**ACTION ITEM**.
A verbatim copy of every entry is required.

[App and web page records]
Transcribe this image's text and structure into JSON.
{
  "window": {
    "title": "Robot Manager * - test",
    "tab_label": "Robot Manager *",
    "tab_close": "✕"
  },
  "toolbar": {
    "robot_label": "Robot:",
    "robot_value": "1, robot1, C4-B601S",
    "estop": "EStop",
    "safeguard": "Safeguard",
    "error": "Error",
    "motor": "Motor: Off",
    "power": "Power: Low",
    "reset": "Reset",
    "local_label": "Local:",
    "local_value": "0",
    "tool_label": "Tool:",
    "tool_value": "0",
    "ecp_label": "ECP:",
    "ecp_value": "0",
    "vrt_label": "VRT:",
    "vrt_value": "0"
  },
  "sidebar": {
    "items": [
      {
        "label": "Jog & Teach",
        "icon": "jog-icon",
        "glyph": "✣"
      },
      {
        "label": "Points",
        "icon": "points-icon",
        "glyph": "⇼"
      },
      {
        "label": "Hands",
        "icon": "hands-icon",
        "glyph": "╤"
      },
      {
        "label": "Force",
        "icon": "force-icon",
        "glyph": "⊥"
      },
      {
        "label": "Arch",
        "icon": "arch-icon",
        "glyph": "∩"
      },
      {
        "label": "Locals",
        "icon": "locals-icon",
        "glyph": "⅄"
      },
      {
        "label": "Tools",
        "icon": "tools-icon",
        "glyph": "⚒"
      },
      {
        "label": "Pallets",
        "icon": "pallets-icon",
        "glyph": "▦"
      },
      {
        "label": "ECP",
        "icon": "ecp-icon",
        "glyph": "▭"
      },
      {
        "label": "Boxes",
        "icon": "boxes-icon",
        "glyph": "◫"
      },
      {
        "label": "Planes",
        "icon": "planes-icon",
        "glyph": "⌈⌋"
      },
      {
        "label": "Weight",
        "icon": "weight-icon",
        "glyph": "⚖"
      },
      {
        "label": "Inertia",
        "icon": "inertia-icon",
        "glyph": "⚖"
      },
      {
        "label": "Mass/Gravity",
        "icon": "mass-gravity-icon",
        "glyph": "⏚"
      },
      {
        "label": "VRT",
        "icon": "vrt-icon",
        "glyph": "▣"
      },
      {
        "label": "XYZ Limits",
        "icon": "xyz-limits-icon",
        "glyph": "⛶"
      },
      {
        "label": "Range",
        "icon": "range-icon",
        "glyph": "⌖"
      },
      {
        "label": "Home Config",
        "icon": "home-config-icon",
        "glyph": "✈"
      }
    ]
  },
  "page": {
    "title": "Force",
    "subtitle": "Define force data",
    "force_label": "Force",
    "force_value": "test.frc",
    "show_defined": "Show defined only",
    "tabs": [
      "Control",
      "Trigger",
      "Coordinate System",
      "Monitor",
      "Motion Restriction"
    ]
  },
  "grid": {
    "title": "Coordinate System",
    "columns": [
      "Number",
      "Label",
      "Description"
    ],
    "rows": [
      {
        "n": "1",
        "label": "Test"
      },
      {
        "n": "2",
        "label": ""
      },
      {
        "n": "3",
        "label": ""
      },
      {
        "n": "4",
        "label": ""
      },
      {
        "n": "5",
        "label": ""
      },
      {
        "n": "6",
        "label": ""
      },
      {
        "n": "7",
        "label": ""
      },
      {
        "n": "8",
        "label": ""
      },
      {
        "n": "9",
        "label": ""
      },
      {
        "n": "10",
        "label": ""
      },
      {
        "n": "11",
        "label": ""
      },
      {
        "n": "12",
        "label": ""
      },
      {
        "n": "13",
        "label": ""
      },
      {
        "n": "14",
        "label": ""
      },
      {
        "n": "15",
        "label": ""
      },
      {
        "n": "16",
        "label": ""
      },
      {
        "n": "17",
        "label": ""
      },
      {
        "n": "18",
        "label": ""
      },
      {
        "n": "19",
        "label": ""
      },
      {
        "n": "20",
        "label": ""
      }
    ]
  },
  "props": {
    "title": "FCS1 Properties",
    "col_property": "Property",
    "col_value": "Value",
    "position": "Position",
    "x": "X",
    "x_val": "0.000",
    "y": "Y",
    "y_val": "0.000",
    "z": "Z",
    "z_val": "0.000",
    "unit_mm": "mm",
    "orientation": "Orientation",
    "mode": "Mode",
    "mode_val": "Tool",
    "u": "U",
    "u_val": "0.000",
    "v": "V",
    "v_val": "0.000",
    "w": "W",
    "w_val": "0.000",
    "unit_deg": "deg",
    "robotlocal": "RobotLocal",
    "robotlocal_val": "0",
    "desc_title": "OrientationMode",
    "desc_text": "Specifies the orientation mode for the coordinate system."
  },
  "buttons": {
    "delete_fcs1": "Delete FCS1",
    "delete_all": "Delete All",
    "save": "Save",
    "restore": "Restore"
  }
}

**EXERCISE OUTPUT**.
Transcribe this image's text and structure into JSON.
{
  "window": {
    "title": "Robot Manager * - test",
    "tab_label": "Robot Manager *",
    "tab_close": "✕"
  },
  "toolbar": {
    "robot_label": "Robot:",
    "robot_value": "1, robot1, C4-B601S",
    "estop": "EStop",
    "safeguard": "Safeguard",
    "error": "Error",
    "motor": "Motor: Off",
    "power": "Power: Low",
    "reset": "Reset",
    "local_label": "Local:",
    "local_value": "0",
    "tool_label": "Tool:",
    "tool_value": "0",
    "ecp_label": "ECP:",
    "ecp_value": "0",
    "vrt_label": "VRT:",
    "vrt_value": "0"
  },
  "sidebar": {
    "items": [
      {
        "label": "Jog & Teach",
        "icon": "jog-icon",
        "glyph": "✣"
      },
      {
        "label": "Points",
        "icon": "points-icon",
        "glyph": "⇼"
      },
      {
        "label": "Hands",
        "icon": "hands-icon",
        "glyph": "╤"
      },
      {
        "label": "Force",
        "icon": "force-icon",
        "glyph": "⊥"
      },
      {
        "label": "Arch",
        "icon": "arch-icon",
        "glyph": "∩"
      },
      {
        "label": "Locals",
        "icon": "locals-icon",
        "glyph": "⅄"
      },
      {
        "label": "Tools",
        "icon": "tools-icon",
        "glyph": "⚒"
      },
      {
        "label": "Pallets",
        "icon": "pallets-icon",
        "glyph": "▦"
      },
      {
        "label": "ECP",
        "icon": "ecp-icon",
        "glyph": "▭"
      },
      {
        "label": "Boxes",
        "icon": "boxes-icon",
        "glyph": "◫"
      },
      {
        "label": "Planes",
        "icon": "planes-icon",
        "glyph": "⌈⌋"
      },
      {
        "label": "Weight",
        "icon": "weight-icon",
        "glyph": "⚖"
      },
      {
        "label": "Inertia",
        "icon": "inertia-icon",
        "glyph": "⚖"
      },
      {
        "label": "Mass/Gravity",
        "icon": "mass-gravity-icon",
        "glyph": "⏚"
      },
      {
        "label": "VRT",
        "icon": "vrt-icon",
        "glyph": "▣"
      },
      {
        "label": "XYZ Limits",
        "icon": "xyz-limits-icon",
        "glyph": "⛶"
      },
      {
        "label": "Range",
        "icon": "range-icon",
        "glyph": "⌖"
      },
      {
        "label": "Home Config",
        "icon": "home-config-icon",
        "glyph": "✈"
      }
    ]
  },
  "page": {
    "title": "Force",
    "subtitle": "Define force data",
    "force_label": "Force",
    "force_value": "test.frc",
    "show_defined": "Show defined only",
    "tabs": [
      "Control",
      "Trigger",
      "Coordinate System",
      "Monitor",
      "Motion Restriction"
    ]
  },
  "grid": {
    "title": "Coordinate System",
    "columns": [
      "Number",
      "Label",
      "Description"
    ],
    "rows": [
      {
        "n": "1",
        "label": "Test"
      },
      {
        "n": "2",
        "label": ""
      },
      {
        "n": "3",
        "label": ""
      },
      {
        "n": "4",
        "label": ""
      },
      {
        "n": "5",
        "label": ""
      },
      {
        "n": "6",
        "label": ""
      },
      {
        "n": "7",
        "label": ""
      },
      {
        "n": "8",
        "label": ""
      },
      {
        "n": "9",
        "label": ""
      },
      {
        "n": "10",
        "label": ""
      },
      {
        "n": "11",
        "label": ""
      },
      {
        "n": "12",
        "label": ""
      },
      {
        "n": "13",
        "label": ""
      },
      {
        "n": "14",
        "label": ""
      },
      {
        "n": "15",
        "label": ""
      },
      {
        "n": "16",
        "label": ""
      },
      {
        "n": "17",
        "label": ""
      },
      {
        "n": "18",
        "label": ""
      },
      {
        "n": "19",
        "label": ""
      },
      {
        "n": "20",
        "label": ""
      }
    ]
  },
  "props": {
    "title": "FCS1 Properties",
    "col_property": "Property",
    "col_value": "Value",
    "position": "Position",
    "x": "X",
    "x_val": "0.000",
    "y": "Y",
    "y_val": "0.000",
    "z": "Z",
    "z_val": "0.000",
    "unit_mm": "mm",
    "orientation": "Orientation",
    "mode": "Mode",
    "mode_val": "Tool",
    "u": "U",
    "u_val": "0.000",
    "v": "V",
    "v_val": "0.000",
    "w": "W",
    "w_val": "0.000",
    "unit_deg": "deg",
    "robotlocal": "RobotLocal",
    "robotlocal_val": "0",
    "desc_title": "OrientationMode",
    "desc_text": "Specifies the orientation mode for the coordinate system."
  },
  "buttons": {
    "delete_fcs1": "Delete FCS1",
    "delete_all": "Delete All",
    "save": "Save",
    "restore": "Restore"
  }
}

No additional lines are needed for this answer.